I cWe started this RV journey in February of 2021, with two maiden journeys under our belt, we , hit the road full-time in August of 2021. We have been on the road full-time, for only a short nine months. We have driven over 20,000 miles since our journey started. And we have stayed in over fifty RV parks, Harvest Hosts, state parks, and national campgrounds in the last fifteen months.
We settled down in November, December, and January for the winter months, staying in three different RV parks for 30 days at a time, with a few short stops in between.
On February 9, we left our last winter campground and we have been on the road ever since. For medical reasons we needed to return to Washington state by May so we have been slowly working our way from the southeast coast to the northwest coast.
When we first hit the road, travel anxiety took its foot hold, after all, it had been three months since we had “really” traveled. We felt like newbies again. Once we got back into the routine, travel days became a little easier and being on the road is now just a way of life, again.
Since we left the east coast in February…we have been to twenty-one RV parks and one host site. We visited - South Carolina, Georgia, Alabama, Mississippi, Arkansas, Tennessee, Missouri, Kansas, Oklahoma, Texas, New Mexico, Arizona, California, Nevada, and Utah.
When we first started our cross-country journey, we had learned our lesson about traveling hard and long days, travel fatigue set in almost immediately, so this time was to be different. We kept our travel days light, traveling around 100-175 miles. We stayed in a location for at least a few days, sometimes a week. Yet, mid-way through and about the time we hit Arizona, travel fatigue hit, again, and I started to notice that everything was blending together. I often found myself referring to my calendar to check where we were last? What was that name of that RV park we stayed at? Was it really only just a few days ago that we were at ????
I found I could not always remember some things - like the name of a park. This is not like me and it was unsettling to say the least. As I have aged memories seem harder to hang onto, to be expected I suppose. But this wasn’t just memories fading away, it was that everything we have been doing just started to blend together, like one really long memory. Memories that were just only a week old, started to feel like a lifetime ago. Life was moving too quickly. And it was always a rush onto the next memory-making adventure.

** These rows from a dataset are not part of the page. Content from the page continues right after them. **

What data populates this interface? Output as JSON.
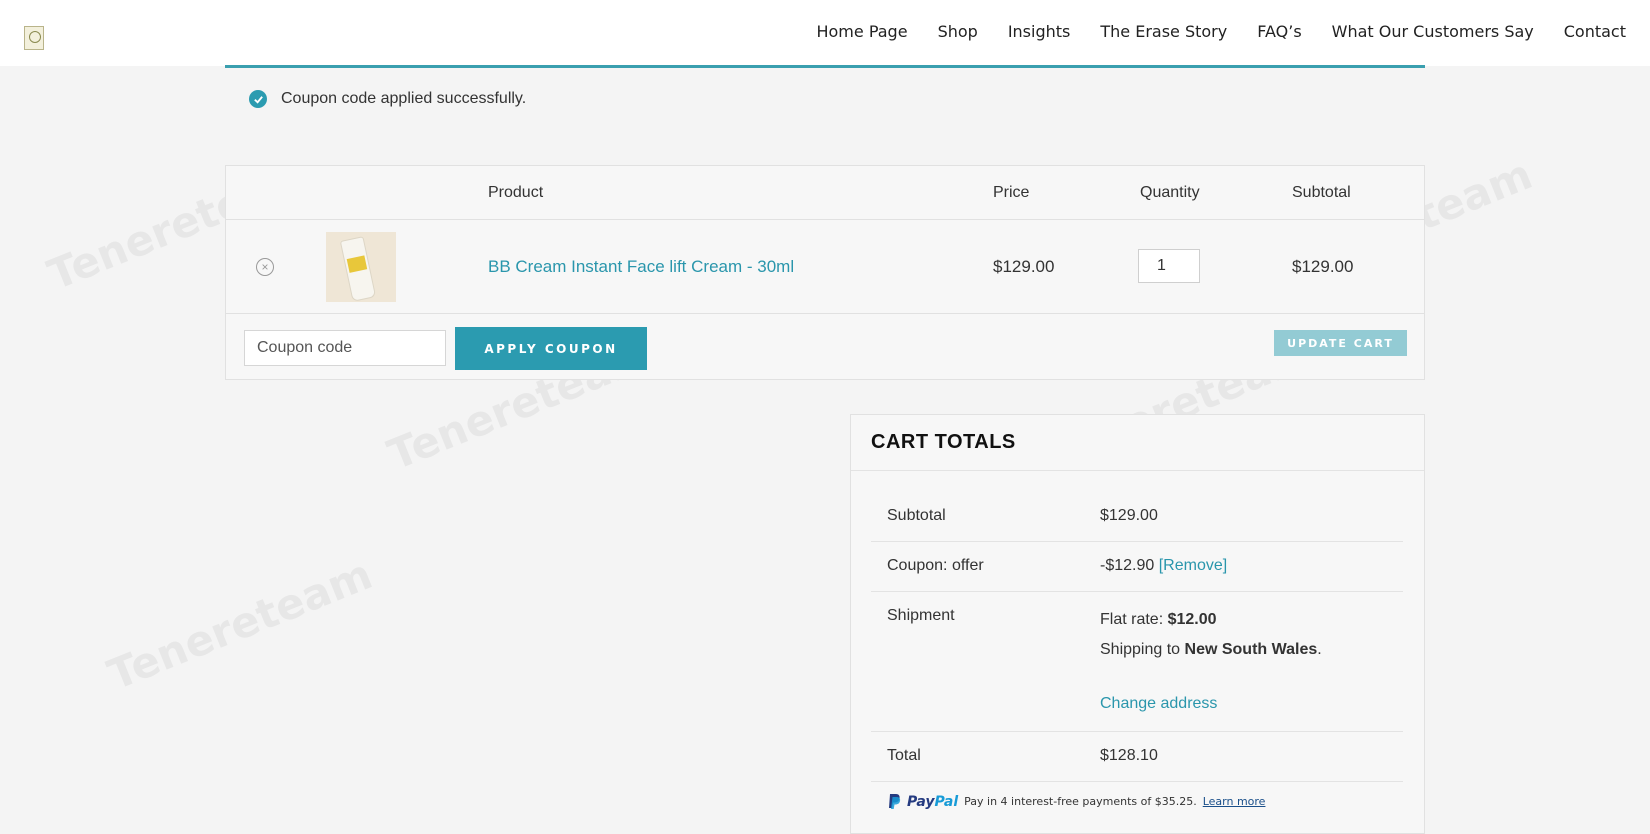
{
  "header": {
    "logo_name": "leaf-logo-icon",
    "nav": [
      "Home Page",
      "Shop",
      "Insights",
      "The Erase Story",
      "FAQ’s",
      "What Our Customers Say",
      "Contact"
    ]
  },
  "notice": {
    "text": "Coupon code applied successfully."
  },
  "cart": {
    "columns": [
      "Product",
      "Price",
      "Quantity",
      "Subtotal"
    ],
    "item": {
      "name": "BB Cream Instant Face lift Cream - 30ml",
      "price": "$129.00",
      "quantity": "1",
      "subtotal": "$129.00"
    },
    "coupon_placeholder": "Coupon code",
    "apply_label": "APPLY COUPON",
    "update_label": "UPDATE CART"
  },
  "totals": {
    "title": "CART TOTALS",
    "subtotal_label": "Subtotal",
    "subtotal": "$129.00",
    "coupon_label": "Coupon: offer",
    "coupon_value": "-$12.90",
    "coupon_remove": "[Remove]",
    "shipment_label": "Shipment",
    "flat_rate_prefix": "Flat rate:",
    "flat_rate": "$12.00",
    "shipping_to_prefix": "Shipping to",
    "shipping_to": "New South Wales",
    "shipping_to_suffix": ".",
    "change_address": "Change address",
    "total_label": "Total",
    "total": "$128.10"
  },
  "paypal": {
    "logo_a": "Pay",
    "logo_b": "Pal",
    "text": "Pay in 4 interest-free payments of $35.25.",
    "learn_more": "Learn more"
  },
  "watermark": "Tenereteam",
  "colors": {
    "accent": "#2b9bb0",
    "paypal_dark": "#253b80",
    "paypal_light": "#179bd7"
  }
}
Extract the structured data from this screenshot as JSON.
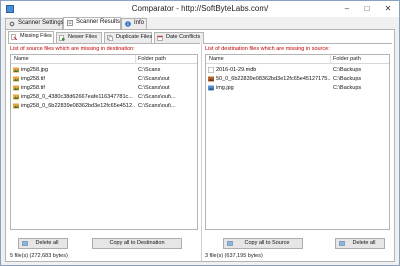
{
  "window": {
    "title": "Comparator - http://SoftByteLabs.com/"
  },
  "outer_tabs": [
    {
      "label": "Scanner Settings",
      "icon": "gear-icon"
    },
    {
      "label": "Scanner Results",
      "icon": "results-icon"
    },
    {
      "label": "Info",
      "icon": "info-icon"
    }
  ],
  "inner_tabs": [
    {
      "label": "Missing Files"
    },
    {
      "label": "Newer Files"
    },
    {
      "label": "Duplicate Files"
    },
    {
      "label": "Date Conflicts"
    }
  ],
  "left_pane": {
    "heading": "List of source files which are missing in destination:",
    "columns": {
      "name": "Name",
      "folder": "Folder path"
    },
    "rows": [
      {
        "name": "img258.jpg",
        "folder": "C:\\Scans",
        "icon": "image-file-icon"
      },
      {
        "name": "img258.tif",
        "folder": "C:\\Scans\\out",
        "icon": "image-file-icon"
      },
      {
        "name": "img258.tif",
        "folder": "C:\\Scans\\out",
        "icon": "image-file-icon"
      },
      {
        "name": "img258_0_4380c38d62667eafe116347781c...",
        "folder": "C:\\Scans\\out\\...",
        "icon": "image-file-icon"
      },
      {
        "name": "img258_0_6b22839e08362bd3e12fc65e4512...",
        "folder": "C:\\Scans\\out\\...",
        "icon": "image-file-icon"
      }
    ],
    "delete_label": "Delete all",
    "copy_label": "Copy all to Destination",
    "status": "5 file(s) (272,683 bytes)"
  },
  "right_pane": {
    "heading": "List of destination files which are missing in source:",
    "columns": {
      "name": "Name",
      "folder": "Folder path"
    },
    "rows": [
      {
        "name": "2016-01-29.mdb",
        "folder": "C:\\Backups",
        "icon": "database-file-icon"
      },
      {
        "name": "50_0_6b22839e08362bd3e12fc65e45127175...",
        "folder": "C:\\Backups",
        "icon": "image-file-icon"
      },
      {
        "name": "img.jpg",
        "folder": "C:\\Backups",
        "icon": "image-file-icon"
      }
    ],
    "copy_label": "Copy all to Source",
    "delete_label": "Delete all",
    "status": "3 file(s) (637,195 bytes)"
  },
  "colors": {
    "heading_red": "#c00000",
    "accent_blue": "#4d8fd6"
  }
}
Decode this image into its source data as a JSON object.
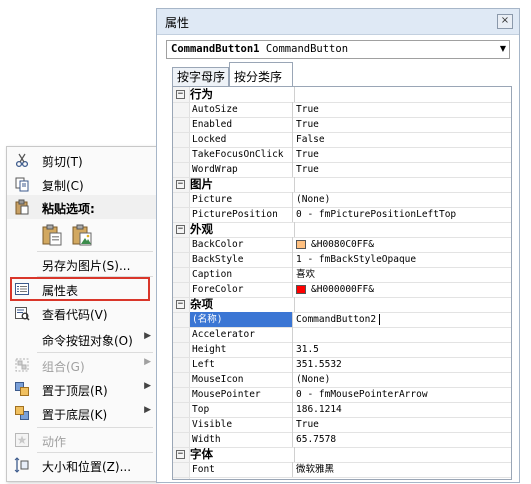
{
  "context_menu": {
    "items": [
      {
        "label": "剪切(T)",
        "icon": "scissors-icon",
        "disabled": false
      },
      {
        "label": "复制(C)",
        "icon": "copy-icon",
        "disabled": false
      },
      {
        "label": "粘贴选项:",
        "icon": "paste-icon",
        "disabled": false
      },
      {
        "label": "另存为图片(S)...",
        "icon": "",
        "disabled": false
      },
      {
        "label": "属性表",
        "icon": "property-sheet-icon",
        "disabled": false
      },
      {
        "label": "查看代码(V)",
        "icon": "view-code-icon",
        "disabled": false
      },
      {
        "label": "命令按钮对象(O)",
        "icon": "",
        "disabled": false,
        "submenu": true
      },
      {
        "label": "组合(G)",
        "icon": "group-icon",
        "disabled": true,
        "submenu": true
      },
      {
        "label": "置于顶层(R)",
        "icon": "bring-to-front-icon",
        "disabled": false,
        "submenu": true
      },
      {
        "label": "置于底层(K)",
        "icon": "send-to-back-icon",
        "disabled": false,
        "submenu": true
      },
      {
        "label": "动作",
        "icon": "action-icon",
        "disabled": true
      },
      {
        "label": "大小和位置(Z)...",
        "icon": "size-position-icon",
        "disabled": false
      }
    ],
    "highlighted_item": "属性表",
    "highlight_color": "#d9362a"
  },
  "properties_window": {
    "title": "属性",
    "close_label": "×",
    "object_name": "CommandButton1",
    "object_type": "CommandButton",
    "tabs": [
      "按字母序",
      "按分类序"
    ],
    "active_tab": "按分类序",
    "categories": [
      {
        "name": "行为",
        "toggle": "−",
        "rows": [
          {
            "name": "AutoSize",
            "value": "True"
          },
          {
            "name": "Enabled",
            "value": "True"
          },
          {
            "name": "Locked",
            "value": "False"
          },
          {
            "name": "TakeFocusOnClick",
            "value": "True"
          },
          {
            "name": "WordWrap",
            "value": "True"
          }
        ]
      },
      {
        "name": "图片",
        "toggle": "−",
        "rows": [
          {
            "name": "Picture",
            "value": "(None)"
          },
          {
            "name": "PicturePosition",
            "value": "0 - fmPicturePositionLeftTop"
          }
        ]
      },
      {
        "name": "外观",
        "toggle": "−",
        "rows": [
          {
            "name": "BackColor",
            "value": "&H0080C0FF&",
            "swatch": "#ffc080"
          },
          {
            "name": "BackStyle",
            "value": "1 - fmBackStyleOpaque"
          },
          {
            "name": "Caption",
            "value": "喜欢"
          },
          {
            "name": "ForeColor",
            "value": "&H000000FF&",
            "swatch": "#ff0000"
          }
        ]
      },
      {
        "name": "杂项",
        "toggle": "−",
        "rows": [
          {
            "name": "(名称)",
            "value": "CommandButton2",
            "selected": true
          },
          {
            "name": "Accelerator",
            "value": ""
          },
          {
            "name": "Height",
            "value": "31.5"
          },
          {
            "name": "Left",
            "value": "351.5532"
          },
          {
            "name": "MouseIcon",
            "value": "(None)"
          },
          {
            "name": "MousePointer",
            "value": "0 - fmMousePointerArrow"
          },
          {
            "name": "Top",
            "value": "186.1214"
          },
          {
            "name": "Visible",
            "value": "True"
          },
          {
            "name": "Width",
            "value": "65.7578"
          }
        ]
      },
      {
        "name": "字体",
        "toggle": "−",
        "rows": [
          {
            "name": "Font",
            "value": "微软雅黑"
          }
        ]
      }
    ],
    "selected_color": "#3b76d4"
  }
}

I have met RVers who full-time and move at least once a week, sometimes twice a week, and have been doing this for years, I wondered - do the places they visit and the memories they made start to blend together too?
On the road, life still happens and there are still deadlines to be met. Staying in one location for a lengthy amount of time is not always feasible, and not always desirable. After all, we hit the road to see the places we have always dreamed of. To experience life in a way we didn’t when staying in one spot. And to answer a longing once buried inside.
It may all sometimes blend together, but I can at least say I can say I was there, even if it was only last week.
As we roam the roads and highways, looking for that next fantastic stop, keep track of our travels in our Airstream - Betty Jo